To ask the Secretary of State for Justice, if she will take steps to introduce guidance for courts on providing both parents with 50-50 access to their children on divorce as a default unless specific circumstances demonstrate otherwise; and if she will make a statement.
The Government’s view is that when there is a dispute about child arrangements and a parent asks a court to determine those arrangements, the existing law provides a framework which best serves the interests of both children and parents. If the court determines that a shared residence arrangement is necessary to meet the child’s welfare needs it can make an order to that effect.
While the welfare of the child is the courts paramount consideration, the court must by law presume that the involvement of a parent in the life of the child concerned will further that child’s welfare, unless the contrary can be shown. The nature and extent of that involvement will then be determined by the court based on the facts in each case.

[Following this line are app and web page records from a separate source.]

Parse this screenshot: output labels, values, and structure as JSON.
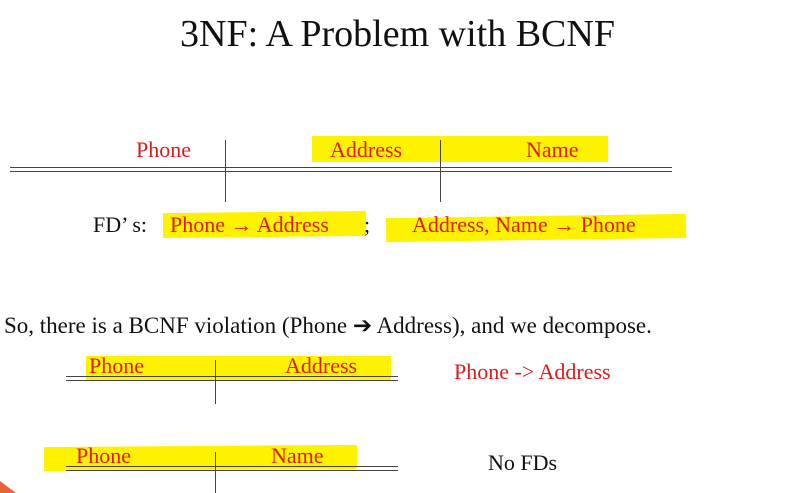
{
  "slide": {
    "title": "3NF: A Problem with BCNF",
    "table1": {
      "col1": "Phone",
      "col2": "Address",
      "col3": "Name"
    },
    "fds": {
      "label": "FD’ s:",
      "fd1": "Phone → Address",
      "sep": ";",
      "fd2": "Address, Name → Phone"
    },
    "statement": "So, there is a BCNF violation (Phone ➔ Address), and we decompose.",
    "table2": {
      "col1": "Phone",
      "col2": "Address",
      "fd": "Phone -> Address"
    },
    "table3": {
      "col1": "Phone",
      "col2": "Name",
      "fd": "No  FDs"
    }
  },
  "colors": {
    "highlight": "#fff200",
    "accent_text": "#d81d1d",
    "body_text": "#111111"
  }
}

In determining the child’s welfare needs the court will apply the factors set out in the ‘welfare checklist’ in the Children Act 1989. These include the ascertainable wishes and feelings of the child concerned, the impact on the child of any change in circumstances, and how capable each parent is of meeting the child’s needs. The court will also consider any harm the child has suffered or is at risk of suffering, which could include any harm from witnessing domestic violence.